The New History of Art: The Social in the Art Work
Social historians of art have traditionally been keen to explore this question. However, M. Baxandall examines the figure of the patron as a strategist: 'an active, determining and not necessarily benevolent agent in the transaction of which the painting is a result'. C. Ginzburg's The Enigma of Piero: Piero della Francesca was written in the same perspective. Taking Baxandall's argument in two interconnected directions, operating the same methodological reversal of the status of painting as Baxandall, Ginzburg considers that paintings constitute 'documents of political and religious history'. The mediators of art that Ginzburg restores are much more active than the patrons invoked by traditional historians and social historians of art. To the linguistic model of interpretation the history of art opposed an unspoken prohibition: it did not allow itself to cancel out any mediator.
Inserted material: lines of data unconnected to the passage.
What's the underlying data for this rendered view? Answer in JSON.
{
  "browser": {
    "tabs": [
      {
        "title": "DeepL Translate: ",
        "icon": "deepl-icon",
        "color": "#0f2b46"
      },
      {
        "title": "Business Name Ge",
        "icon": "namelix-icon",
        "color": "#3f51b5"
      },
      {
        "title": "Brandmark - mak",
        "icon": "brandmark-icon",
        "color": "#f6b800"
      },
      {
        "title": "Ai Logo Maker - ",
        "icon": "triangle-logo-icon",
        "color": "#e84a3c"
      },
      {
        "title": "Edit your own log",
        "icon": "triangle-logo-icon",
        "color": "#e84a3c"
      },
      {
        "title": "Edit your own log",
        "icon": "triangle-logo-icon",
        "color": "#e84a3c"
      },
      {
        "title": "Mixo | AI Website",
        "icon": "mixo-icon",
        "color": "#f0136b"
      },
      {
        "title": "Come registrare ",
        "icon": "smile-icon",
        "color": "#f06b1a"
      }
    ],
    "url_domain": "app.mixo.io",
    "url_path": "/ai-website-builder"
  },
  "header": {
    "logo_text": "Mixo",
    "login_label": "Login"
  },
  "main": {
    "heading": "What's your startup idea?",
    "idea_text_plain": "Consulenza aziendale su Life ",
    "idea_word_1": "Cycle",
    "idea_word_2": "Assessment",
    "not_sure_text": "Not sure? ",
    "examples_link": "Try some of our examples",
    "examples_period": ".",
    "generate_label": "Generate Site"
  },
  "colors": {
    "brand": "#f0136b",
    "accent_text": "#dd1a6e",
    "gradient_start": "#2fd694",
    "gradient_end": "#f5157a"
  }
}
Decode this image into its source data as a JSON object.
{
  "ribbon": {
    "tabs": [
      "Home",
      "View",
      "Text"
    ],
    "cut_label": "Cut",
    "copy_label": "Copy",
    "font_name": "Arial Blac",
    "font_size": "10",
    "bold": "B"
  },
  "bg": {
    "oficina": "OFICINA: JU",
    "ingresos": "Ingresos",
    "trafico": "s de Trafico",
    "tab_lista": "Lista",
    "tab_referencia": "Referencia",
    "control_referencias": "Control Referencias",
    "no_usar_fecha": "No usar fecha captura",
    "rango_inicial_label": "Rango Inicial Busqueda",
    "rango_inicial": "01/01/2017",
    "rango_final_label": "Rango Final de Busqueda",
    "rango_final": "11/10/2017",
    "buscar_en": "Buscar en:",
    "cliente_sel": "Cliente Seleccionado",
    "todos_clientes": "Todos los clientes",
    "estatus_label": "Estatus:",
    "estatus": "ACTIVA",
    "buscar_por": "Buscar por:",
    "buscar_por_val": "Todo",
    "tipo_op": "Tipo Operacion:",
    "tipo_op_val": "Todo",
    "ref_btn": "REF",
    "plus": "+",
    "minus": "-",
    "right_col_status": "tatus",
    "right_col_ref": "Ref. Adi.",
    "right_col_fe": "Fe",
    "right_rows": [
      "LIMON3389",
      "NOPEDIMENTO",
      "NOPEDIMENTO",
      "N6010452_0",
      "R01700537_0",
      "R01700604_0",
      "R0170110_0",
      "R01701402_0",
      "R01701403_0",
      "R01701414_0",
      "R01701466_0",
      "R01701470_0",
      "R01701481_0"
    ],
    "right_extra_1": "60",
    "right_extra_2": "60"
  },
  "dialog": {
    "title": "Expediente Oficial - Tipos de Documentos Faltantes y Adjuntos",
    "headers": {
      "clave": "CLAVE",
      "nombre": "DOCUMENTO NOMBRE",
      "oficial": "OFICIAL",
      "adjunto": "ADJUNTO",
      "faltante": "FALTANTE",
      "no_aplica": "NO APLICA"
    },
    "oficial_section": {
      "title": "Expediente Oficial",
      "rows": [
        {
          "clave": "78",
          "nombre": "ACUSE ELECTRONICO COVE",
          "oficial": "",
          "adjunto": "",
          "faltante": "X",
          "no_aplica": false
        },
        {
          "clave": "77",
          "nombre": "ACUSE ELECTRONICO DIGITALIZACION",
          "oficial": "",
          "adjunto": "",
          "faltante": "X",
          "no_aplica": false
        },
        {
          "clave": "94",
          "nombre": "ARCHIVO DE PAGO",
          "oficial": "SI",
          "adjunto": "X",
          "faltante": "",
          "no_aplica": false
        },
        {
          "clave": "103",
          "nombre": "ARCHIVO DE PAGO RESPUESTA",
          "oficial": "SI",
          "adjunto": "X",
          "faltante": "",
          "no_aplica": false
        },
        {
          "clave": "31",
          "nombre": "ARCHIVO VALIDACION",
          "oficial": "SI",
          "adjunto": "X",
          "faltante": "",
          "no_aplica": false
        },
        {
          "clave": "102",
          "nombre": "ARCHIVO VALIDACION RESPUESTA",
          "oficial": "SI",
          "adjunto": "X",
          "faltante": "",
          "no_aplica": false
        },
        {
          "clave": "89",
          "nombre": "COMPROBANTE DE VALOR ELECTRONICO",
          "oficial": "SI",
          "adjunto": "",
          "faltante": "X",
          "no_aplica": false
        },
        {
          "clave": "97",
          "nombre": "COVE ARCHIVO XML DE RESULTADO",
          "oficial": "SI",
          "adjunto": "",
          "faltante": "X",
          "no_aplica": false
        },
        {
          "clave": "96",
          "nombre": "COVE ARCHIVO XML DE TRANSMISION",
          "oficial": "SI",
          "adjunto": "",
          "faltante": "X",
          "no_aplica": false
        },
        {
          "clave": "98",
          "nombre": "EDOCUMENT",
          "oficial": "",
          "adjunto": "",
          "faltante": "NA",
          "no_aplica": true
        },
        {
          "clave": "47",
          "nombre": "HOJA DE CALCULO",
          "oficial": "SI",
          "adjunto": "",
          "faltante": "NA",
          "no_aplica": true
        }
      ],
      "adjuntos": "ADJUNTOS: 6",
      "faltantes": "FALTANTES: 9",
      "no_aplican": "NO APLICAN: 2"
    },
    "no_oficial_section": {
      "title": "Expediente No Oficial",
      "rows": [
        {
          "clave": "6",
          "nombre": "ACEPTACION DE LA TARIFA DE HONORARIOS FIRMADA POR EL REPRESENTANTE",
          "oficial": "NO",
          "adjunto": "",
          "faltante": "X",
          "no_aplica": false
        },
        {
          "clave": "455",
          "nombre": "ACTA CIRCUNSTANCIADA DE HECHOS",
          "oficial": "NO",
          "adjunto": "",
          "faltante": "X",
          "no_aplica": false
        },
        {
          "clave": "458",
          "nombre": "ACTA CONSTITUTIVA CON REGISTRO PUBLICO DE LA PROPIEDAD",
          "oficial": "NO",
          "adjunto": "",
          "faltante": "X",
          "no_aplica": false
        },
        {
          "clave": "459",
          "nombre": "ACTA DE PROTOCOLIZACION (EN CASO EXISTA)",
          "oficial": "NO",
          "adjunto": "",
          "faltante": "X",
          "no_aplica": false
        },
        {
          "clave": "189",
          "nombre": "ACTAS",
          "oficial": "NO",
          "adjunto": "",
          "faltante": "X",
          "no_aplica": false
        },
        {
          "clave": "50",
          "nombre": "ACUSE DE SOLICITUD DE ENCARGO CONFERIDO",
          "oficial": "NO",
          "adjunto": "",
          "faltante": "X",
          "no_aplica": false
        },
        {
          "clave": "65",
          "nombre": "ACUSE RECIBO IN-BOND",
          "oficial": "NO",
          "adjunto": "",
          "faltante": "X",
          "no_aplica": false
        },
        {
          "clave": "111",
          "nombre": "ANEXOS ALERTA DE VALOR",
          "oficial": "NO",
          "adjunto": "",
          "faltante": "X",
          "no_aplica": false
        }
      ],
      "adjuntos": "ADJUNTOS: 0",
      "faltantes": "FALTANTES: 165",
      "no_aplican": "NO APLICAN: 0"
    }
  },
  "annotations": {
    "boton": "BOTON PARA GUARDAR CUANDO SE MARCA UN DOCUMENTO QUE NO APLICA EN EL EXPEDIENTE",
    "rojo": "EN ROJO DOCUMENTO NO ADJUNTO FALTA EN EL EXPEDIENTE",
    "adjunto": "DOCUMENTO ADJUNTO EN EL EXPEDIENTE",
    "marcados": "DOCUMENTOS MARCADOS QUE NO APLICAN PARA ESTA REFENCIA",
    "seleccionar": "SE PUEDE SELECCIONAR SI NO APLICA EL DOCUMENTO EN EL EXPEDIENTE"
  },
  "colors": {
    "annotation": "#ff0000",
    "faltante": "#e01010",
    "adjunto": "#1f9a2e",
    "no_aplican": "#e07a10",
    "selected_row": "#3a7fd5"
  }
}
In other words, the history of art needs the proliferating number of human and material mediators.